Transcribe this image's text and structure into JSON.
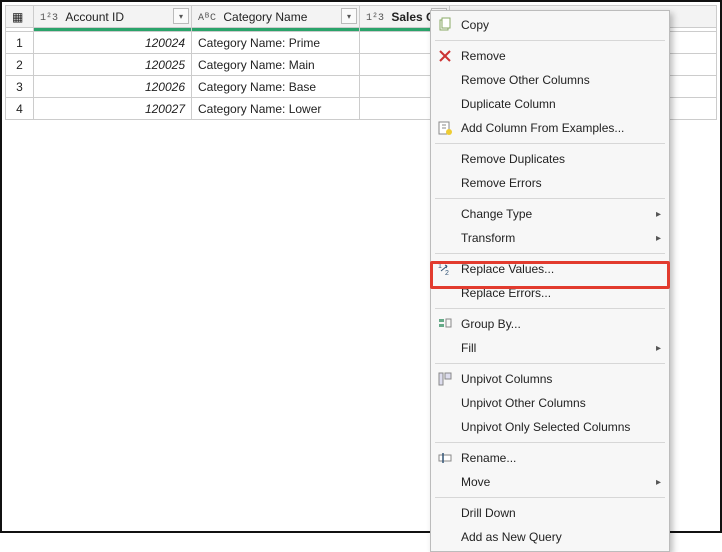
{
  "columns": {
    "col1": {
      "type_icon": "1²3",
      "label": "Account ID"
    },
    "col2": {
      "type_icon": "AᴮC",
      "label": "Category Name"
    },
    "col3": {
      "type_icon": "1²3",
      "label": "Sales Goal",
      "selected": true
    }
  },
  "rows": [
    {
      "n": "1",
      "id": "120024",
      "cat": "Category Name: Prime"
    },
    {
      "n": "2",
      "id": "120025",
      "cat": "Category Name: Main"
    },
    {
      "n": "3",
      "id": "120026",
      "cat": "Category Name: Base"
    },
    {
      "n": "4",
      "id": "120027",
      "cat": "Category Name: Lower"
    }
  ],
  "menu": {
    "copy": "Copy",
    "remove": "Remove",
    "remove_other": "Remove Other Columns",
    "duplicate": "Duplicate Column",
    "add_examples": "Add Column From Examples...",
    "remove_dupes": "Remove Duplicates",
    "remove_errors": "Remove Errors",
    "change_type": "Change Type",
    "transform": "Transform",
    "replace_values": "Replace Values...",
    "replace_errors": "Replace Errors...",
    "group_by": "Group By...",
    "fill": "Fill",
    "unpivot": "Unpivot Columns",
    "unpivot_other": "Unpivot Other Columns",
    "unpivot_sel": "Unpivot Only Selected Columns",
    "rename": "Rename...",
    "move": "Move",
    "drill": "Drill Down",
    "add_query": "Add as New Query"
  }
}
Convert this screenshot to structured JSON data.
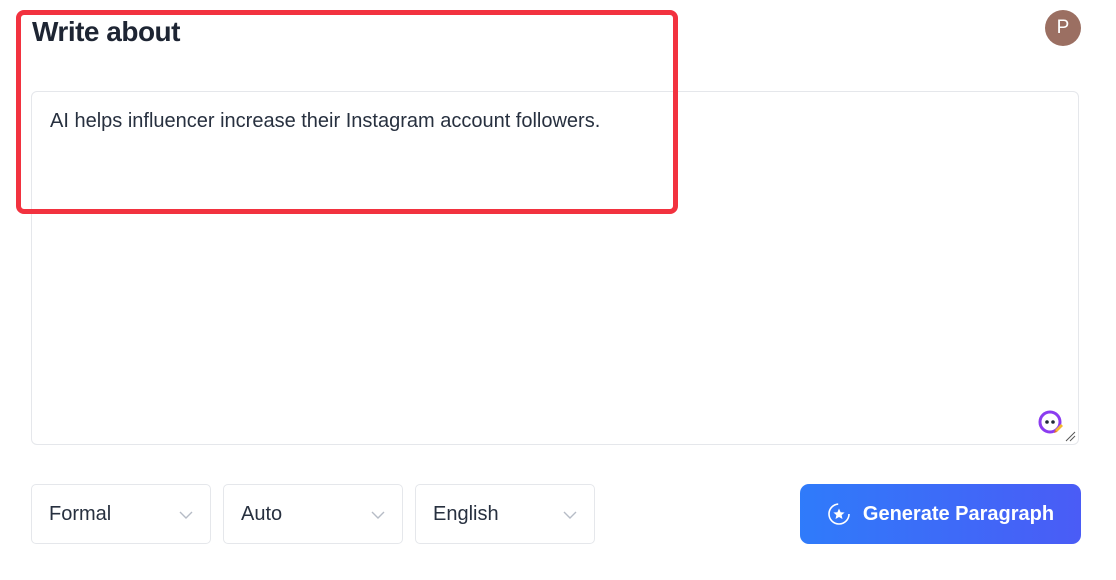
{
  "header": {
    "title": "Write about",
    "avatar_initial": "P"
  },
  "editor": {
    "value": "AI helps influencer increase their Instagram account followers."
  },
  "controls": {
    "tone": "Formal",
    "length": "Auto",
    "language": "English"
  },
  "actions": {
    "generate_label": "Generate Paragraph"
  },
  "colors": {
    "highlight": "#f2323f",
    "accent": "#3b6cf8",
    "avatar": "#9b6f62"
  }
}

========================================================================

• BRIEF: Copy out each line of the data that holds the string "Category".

• RESULT FOR THIS TASK:
      "label": "Category Name"
      "cat": "Category Name: Prime"
      "cat": "Category Name: Main"
      "cat": "Category Name: Base"
      "cat": "Category Name: Lower"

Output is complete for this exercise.